Records for this task Start Marker
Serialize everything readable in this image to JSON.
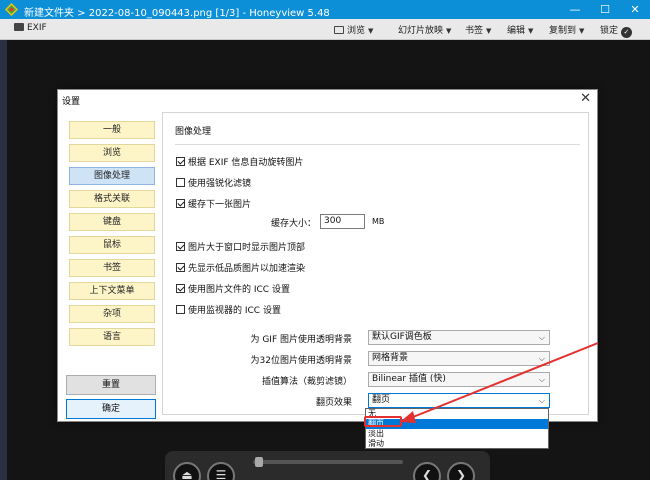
{
  "titlebar": {
    "title": "新建文件夹 > 2022-08-10_090443.png [1/3] - Honeyview 5.48",
    "minimize": "—",
    "maximize": "☐",
    "close": "✕"
  },
  "toolbar": {
    "exif": "EXIF",
    "items": [
      "浏览",
      "幻灯片放映",
      "书签",
      "编辑",
      "复制到",
      "锁定"
    ]
  },
  "dialog": {
    "title": "设置",
    "close": "✕",
    "nav": [
      "一般",
      "浏览",
      "图像处理",
      "格式关联",
      "键盘",
      "鼠标",
      "书签",
      "上下文菜单",
      "杂项",
      "语言"
    ],
    "active_nav": "图像处理",
    "reset_button": "重置",
    "ok_button": "确定",
    "section_title": "图像处理",
    "checkboxes": [
      {
        "label": "根据 EXIF 信息自动旋转图片",
        "checked": true
      },
      {
        "label": "使用强锐化滤镜",
        "checked": false
      },
      {
        "label": "缓存下一张图片",
        "checked": true
      },
      {
        "label": "图片大于窗口时显示图片顶部",
        "checked": true
      },
      {
        "label": "先显示低品质图片以加速渲染",
        "checked": true
      },
      {
        "label": "使用图片文件的 ICC 设置",
        "checked": true
      },
      {
        "label": "使用监视器的 ICC 设置",
        "checked": false
      }
    ],
    "cache_size": {
      "label": "缓存大小：",
      "value": "300",
      "unit": "MB"
    },
    "selects": [
      {
        "label": "为 GIF 图片使用透明背景",
        "value": "默认GIF调色板"
      },
      {
        "label": "为32位图片使用透明背景",
        "value": "网格背景"
      },
      {
        "label": "插值算法（裁剪滤镜）",
        "value": "Bilinear 插值 (快)"
      },
      {
        "label": "翻页效果",
        "value": "翻页"
      }
    ],
    "dropdown_options": [
      "无",
      "翻页",
      "淡出",
      "滑动"
    ],
    "dropdown_highlighted": "翻页"
  },
  "colors": {
    "titlebar": "#0c8fd6",
    "annotation": "#e53030",
    "highlight": "#0078d7"
  }
}
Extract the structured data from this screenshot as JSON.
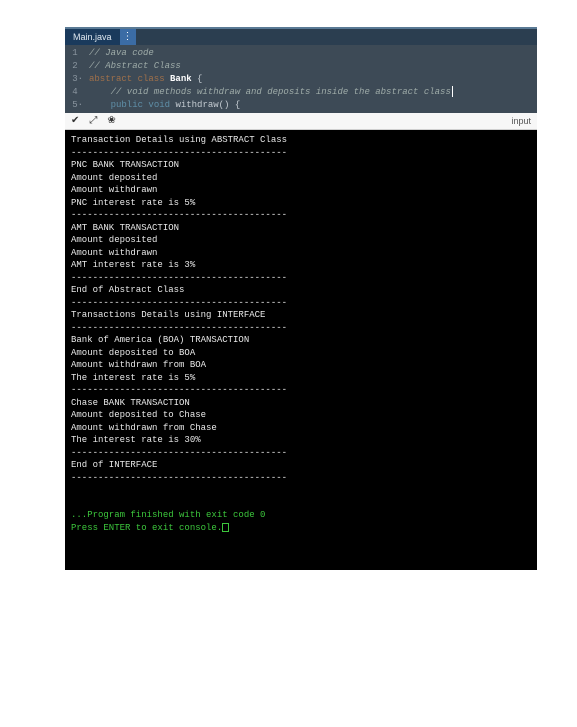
{
  "tab": {
    "label": "Main.java",
    "menu_glyph": "⋮"
  },
  "code": {
    "lines": [
      {
        "num": "1",
        "text": "// Java code",
        "cls": "comment"
      },
      {
        "num": "2",
        "text": "// Abstract Class",
        "cls": "comment"
      },
      {
        "num": "3",
        "prefix": "abstract class ",
        "name": "Bank",
        "suffix": " {",
        "compound": true,
        "marker": "·"
      },
      {
        "num": "4",
        "text": "    // void methods withdraw and deposits inside the abstract class",
        "cls": "comment",
        "cursor": true
      },
      {
        "num": "5",
        "kw1": "    public ",
        "kw2": "void ",
        "rest": "withdraw() {",
        "line5": true,
        "marker": "·"
      }
    ]
  },
  "toolbar": {
    "icons": {
      "i1": "✔",
      "i2": "⤢",
      "i3": "❀"
    },
    "input_label": "input"
  },
  "console": {
    "lines": [
      "Transaction Details using ABSTRACT Class",
      "----------------------------------------",
      "PNC BANK TRANSACTION",
      "Amount deposited",
      "Amount withdrawn",
      "PNC interest rate is 5%",
      "----------------------------------------",
      "AMT BANK TRANSACTION",
      "Amount deposited",
      "Amount withdrawn",
      "AMT interest rate is 3%",
      "----------------------------------------",
      "End of Abstract Class",
      "----------------------------------------",
      "Transactions Details using INTERFACE",
      "----------------------------------------",
      "Bank of America (BOA) TRANSACTION",
      "Amount deposited to BOA",
      "Amount withdrawn from BOA",
      "The interest rate is 5%",
      "----------------------------------------",
      "Chase BANK TRANSACTION",
      "Amount deposited to Chase",
      "Amount withdrawn from Chase",
      "The interest rate is 30%",
      "----------------------------------------",
      "End of INTERFACE",
      "----------------------------------------",
      "",
      ""
    ],
    "exit_line": "...Program finished with exit code 0",
    "prompt_line": "Press ENTER to exit console."
  }
}
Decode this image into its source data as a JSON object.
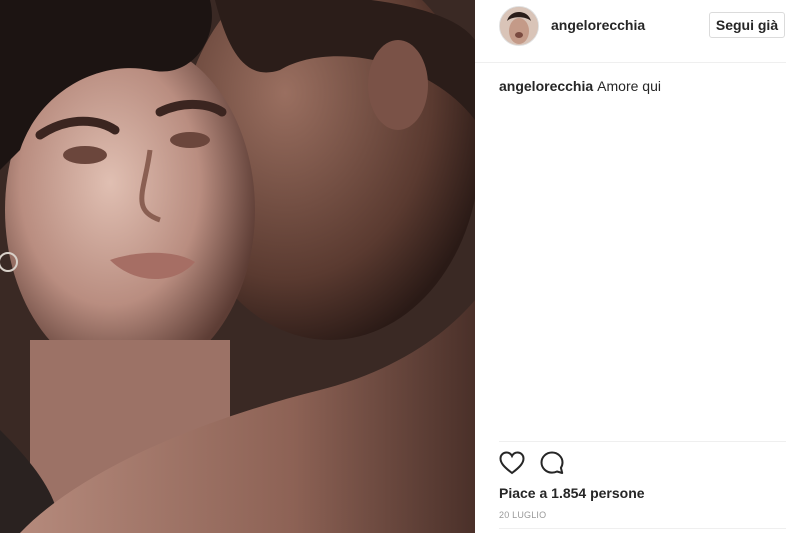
{
  "post": {
    "username": "angelorecchia",
    "follow_label": "Segui già",
    "caption_user": "angelorecchia",
    "caption_text": "Amore qui",
    "likes_text": "Piace a 1.854 persone",
    "date": "20 LUGLIO"
  },
  "icons": {
    "like": "heart-icon",
    "comment": "comment-icon"
  },
  "colors": {
    "text": "#262626",
    "muted": "#999999",
    "border": "#dbdbdb"
  }
}
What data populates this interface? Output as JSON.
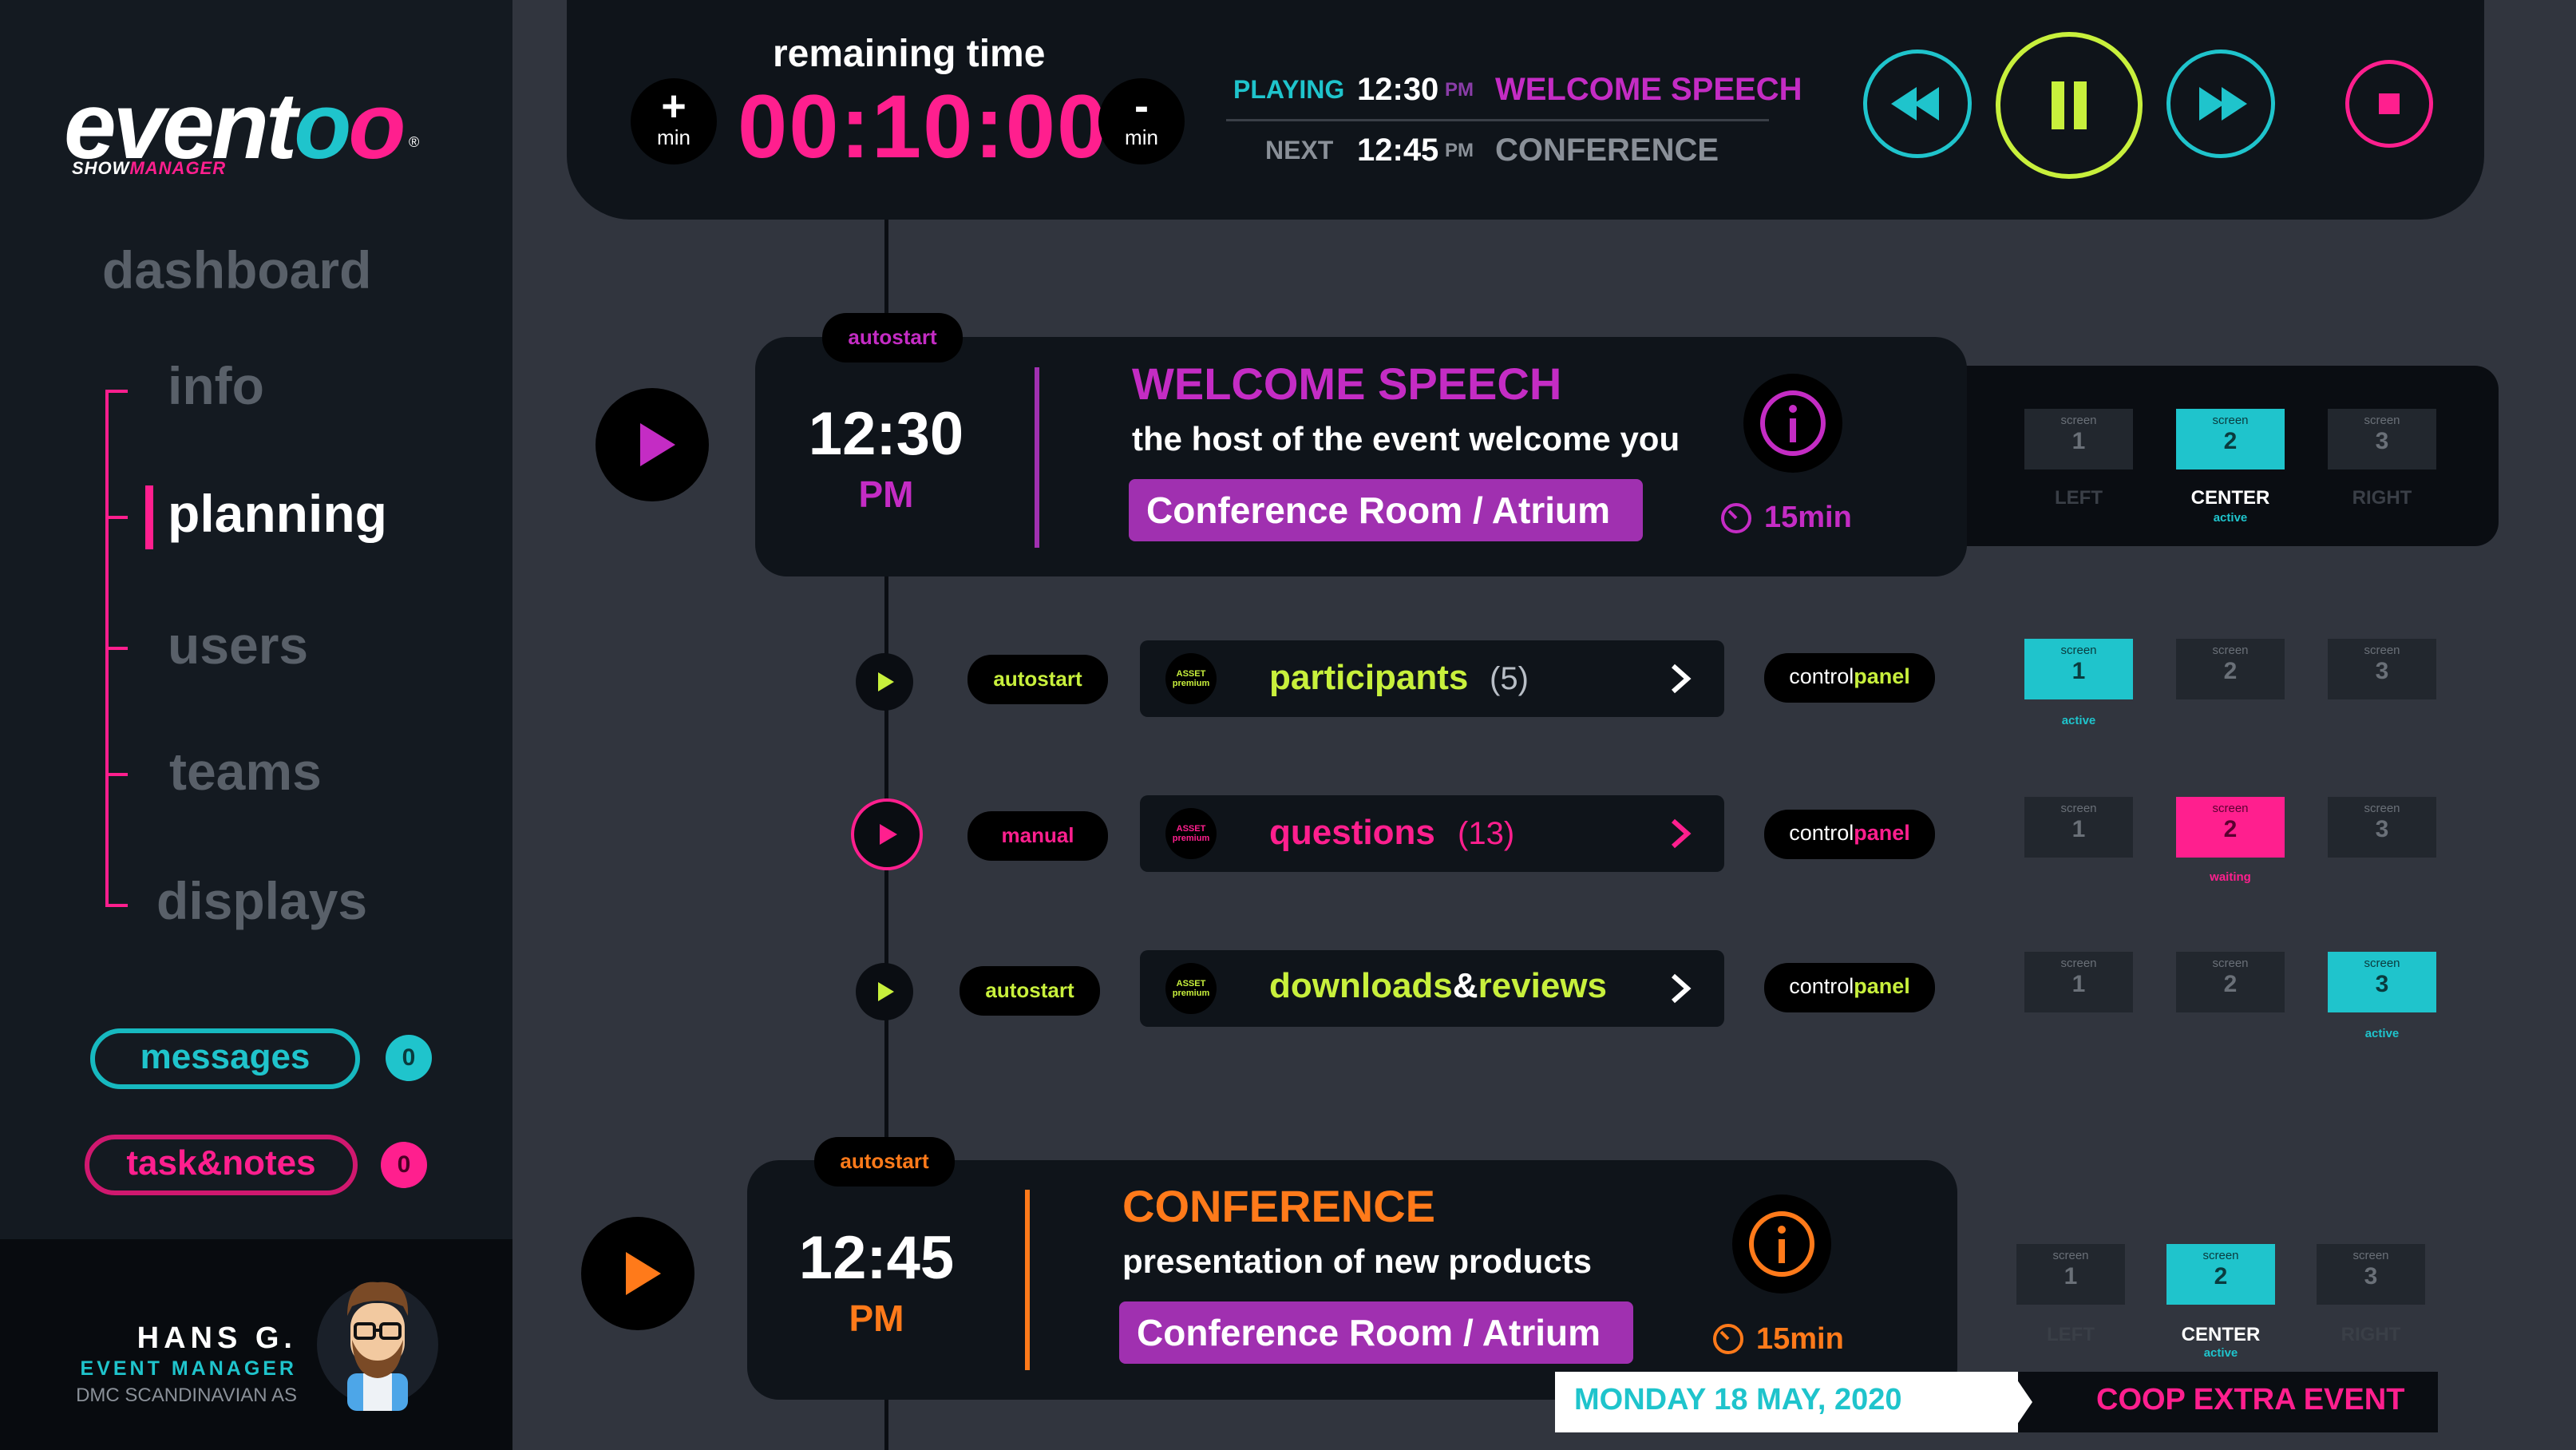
{
  "colors": {
    "cyan": "#1fc4cc",
    "magenta": "#ff1f8e",
    "lime": "#c8f03c",
    "purple": "#c42cc4",
    "orange": "#ff7a1a"
  },
  "brand": {
    "name_prefix": "event",
    "name_oo": "oo",
    "sub_show": "SHOW",
    "sub_manager": "MANAGER",
    "registered": "®"
  },
  "sidebar": {
    "items": [
      {
        "label": "dashboard"
      },
      {
        "label": "info"
      },
      {
        "label": "planning"
      },
      {
        "label": "users"
      },
      {
        "label": "teams"
      },
      {
        "label": "displays"
      }
    ],
    "messages": {
      "label": "messages",
      "count": "0"
    },
    "tasks": {
      "label": "task&notes",
      "count": "0"
    }
  },
  "user": {
    "name": "HANS G.",
    "role": "EVENT MANAGER",
    "company": "DMC SCANDINAVIAN AS",
    "avatar": "avatar-icon"
  },
  "header": {
    "remaining_label": "remaining time",
    "remaining_time": "00:10:00",
    "plus": {
      "symbol": "+",
      "label": "min"
    },
    "minus": {
      "symbol": "-",
      "label": "min"
    },
    "playing": {
      "label": "PLAYING",
      "time": "12:30",
      "ampm": "PM",
      "title": "WELCOME SPEECH"
    },
    "next": {
      "label": "NEXT",
      "time": "12:45",
      "ampm": "PM",
      "title": "CONFERENCE"
    },
    "controls": {
      "rewind": "rewind-icon",
      "pause": "pause-icon",
      "forward": "fast-forward-icon",
      "stop": "stop-icon"
    }
  },
  "events": [
    {
      "tag": "autostart",
      "time": "12:30",
      "ampm": "PM",
      "title": "WELCOME SPEECH",
      "desc": "the host of the event welcome you",
      "room": "Conference Room / Atrium",
      "duration": "15min",
      "screens": [
        {
          "lbl": "screen",
          "num": "1",
          "under": "LEFT",
          "state": "",
          "active": false
        },
        {
          "lbl": "screen",
          "num": "2",
          "under": "CENTER",
          "state": "active",
          "active": true
        },
        {
          "lbl": "screen",
          "num": "3",
          "under": "RIGHT",
          "state": "",
          "active": false
        }
      ]
    },
    {
      "tag": "autostart",
      "time": "12:45",
      "ampm": "PM",
      "title": "CONFERENCE",
      "desc": "presentation of new products",
      "room": "Conference Room / Atrium",
      "duration": "15min",
      "screens": [
        {
          "lbl": "screen",
          "num": "1",
          "under": "LEFT",
          "state": "",
          "active": false
        },
        {
          "lbl": "screen",
          "num": "2",
          "under": "CENTER",
          "state": "active",
          "active": true
        },
        {
          "lbl": "screen",
          "num": "3",
          "under": "RIGHT",
          "state": "",
          "active": false
        }
      ]
    }
  ],
  "assets": [
    {
      "mode": "autostart",
      "badge_top": "ASSET",
      "badge_bottom": "premium",
      "name": "participants",
      "count": "(5)",
      "cp_a": "control",
      "cp_b": "panel",
      "screens": [
        {
          "lbl": "screen",
          "num": "1",
          "state": "active"
        },
        {
          "lbl": "screen",
          "num": "2",
          "state": ""
        },
        {
          "lbl": "screen",
          "num": "3",
          "state": ""
        }
      ]
    },
    {
      "mode": "manual",
      "badge_top": "ASSET",
      "badge_bottom": "premium",
      "name": "questions",
      "count": "(13)",
      "cp_a": "control",
      "cp_b": "panel",
      "screens": [
        {
          "lbl": "screen",
          "num": "1",
          "state": ""
        },
        {
          "lbl": "screen",
          "num": "2",
          "state": "waiting"
        },
        {
          "lbl": "screen",
          "num": "3",
          "state": ""
        }
      ]
    },
    {
      "mode": "autostart",
      "badge_top": "ASSET",
      "badge_bottom": "premium",
      "name_a": "downloads",
      "name_amp": "&",
      "name_b": "reviews",
      "cp_a": "control",
      "cp_b": "panel",
      "screens": [
        {
          "lbl": "screen",
          "num": "1",
          "state": ""
        },
        {
          "lbl": "screen",
          "num": "2",
          "state": ""
        },
        {
          "lbl": "screen",
          "num": "3",
          "state": "active"
        }
      ]
    }
  ],
  "footer": {
    "date": "MONDAY 18 MAY, 2020",
    "event": "COOP EXTRA EVENT"
  }
}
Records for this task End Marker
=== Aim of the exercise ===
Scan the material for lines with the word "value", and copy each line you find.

=== Your response ===
      "value": "300",
        "value": "默认GIF调色板"
        "value": "网格背景"
        "value": "Bilinear 插值 (快)"
        "value": "翻页"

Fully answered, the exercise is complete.